Combinatorial approach to enhance the efficacy of pro-senescent therapy. (A) Oncogenic stress drives growing cells into senescence. Senescent cells actively communicate with their microenvironment through the SASP. Depending on the composition of the SASP, secreted factors can either drive both autocrine and paracrine induction of senescence, or enhance the aggressiveness of neighbouring tumour cells. (B) Senescence induction in tumours treated with pro-senescence therapy. Within the tumour microenvironment, senescent tumour cells through the SASP can promote both the recruitment and activation of several immune populations, including M1-macrophages, NK cells, and Th1 cells. Such tumour-infiltrating immune subsets can restrain tumour progression by mediating the clearance of senescent tumour cells, and also promoting senescence. Conversely, MDSCs limit senescence induction in the tumour microenvironment by blocking senescence induction and/or anti-tumour immunity. (C) Optimisation of pro-senescence therapies for cancer. Immunotherapies may enhance tumour clearance in tumours treated with pro-senescence therapies.
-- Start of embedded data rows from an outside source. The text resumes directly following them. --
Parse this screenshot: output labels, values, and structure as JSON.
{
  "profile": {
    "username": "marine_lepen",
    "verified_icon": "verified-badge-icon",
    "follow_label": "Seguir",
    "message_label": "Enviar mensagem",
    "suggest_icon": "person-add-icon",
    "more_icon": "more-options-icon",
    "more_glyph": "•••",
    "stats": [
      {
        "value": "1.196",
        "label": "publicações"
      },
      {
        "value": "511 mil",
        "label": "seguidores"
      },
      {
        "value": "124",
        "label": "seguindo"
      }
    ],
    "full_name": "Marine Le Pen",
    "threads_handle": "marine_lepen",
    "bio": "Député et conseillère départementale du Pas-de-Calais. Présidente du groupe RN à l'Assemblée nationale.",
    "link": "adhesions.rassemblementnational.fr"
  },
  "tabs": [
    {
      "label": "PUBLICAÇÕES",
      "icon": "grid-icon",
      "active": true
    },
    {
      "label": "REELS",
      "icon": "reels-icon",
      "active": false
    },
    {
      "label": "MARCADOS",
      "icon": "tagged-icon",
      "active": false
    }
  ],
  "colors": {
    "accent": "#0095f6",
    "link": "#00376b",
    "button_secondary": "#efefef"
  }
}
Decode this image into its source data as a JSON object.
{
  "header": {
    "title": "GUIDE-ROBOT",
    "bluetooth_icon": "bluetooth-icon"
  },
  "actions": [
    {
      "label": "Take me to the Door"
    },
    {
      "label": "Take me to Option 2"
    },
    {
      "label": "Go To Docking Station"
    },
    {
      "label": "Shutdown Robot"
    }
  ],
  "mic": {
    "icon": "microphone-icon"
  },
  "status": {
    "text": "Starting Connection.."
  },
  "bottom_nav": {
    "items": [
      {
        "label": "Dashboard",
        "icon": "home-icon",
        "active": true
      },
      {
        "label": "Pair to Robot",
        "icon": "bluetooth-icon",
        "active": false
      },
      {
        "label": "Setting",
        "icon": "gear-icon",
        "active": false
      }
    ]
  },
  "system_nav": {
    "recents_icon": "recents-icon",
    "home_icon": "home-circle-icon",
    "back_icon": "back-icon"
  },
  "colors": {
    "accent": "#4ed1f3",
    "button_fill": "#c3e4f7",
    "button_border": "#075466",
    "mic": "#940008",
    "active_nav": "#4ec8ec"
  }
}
Pharmacological reprogramming of the SASP may increase the anti-tumour immune response in tumours upon treatment with pro-senescence therapies. Senolytic therapies may remove senescence tumour cells in tumours where senescence surveillance is impaired, to avoid negative effects induced by the SASP. Anti-CXCR2 treatment limits MDSC recruitment in the tumour, favouring senescence induction and/or antitumour immunity.
Ochre cells represent growing cells; light-blue cells show cells undergoing to senescence; blue cells represent senescent cells; orange cells depict aggressive tumour cells.
CXCR = C-X-C chemokine receptor; IFN = interferon; MDSC = myeloid-derived suppressor cells; NK = natural killer; SASP = senescence-associated secretory phenotype; TGF = transforming growth factor; Th1 = type 1 helper T cells; TNF = tumour necrosis factor
From [1]

Hanahan Douglas

Swiss Institute for Experimental Cancer Research (ISREC), Centre médical universitaire (CMU), Geneva, Switzerland

Correspondence:, Prof. Douglas Hanahan, PhD, Swiss Institute for Experimental Cancer Research (ISREC), Centre médical universitaire (CMU), Office 9000, 1, rue Michel-Servet, CH-1211 Genève 4, douglas.hanahan[at]epfl.ch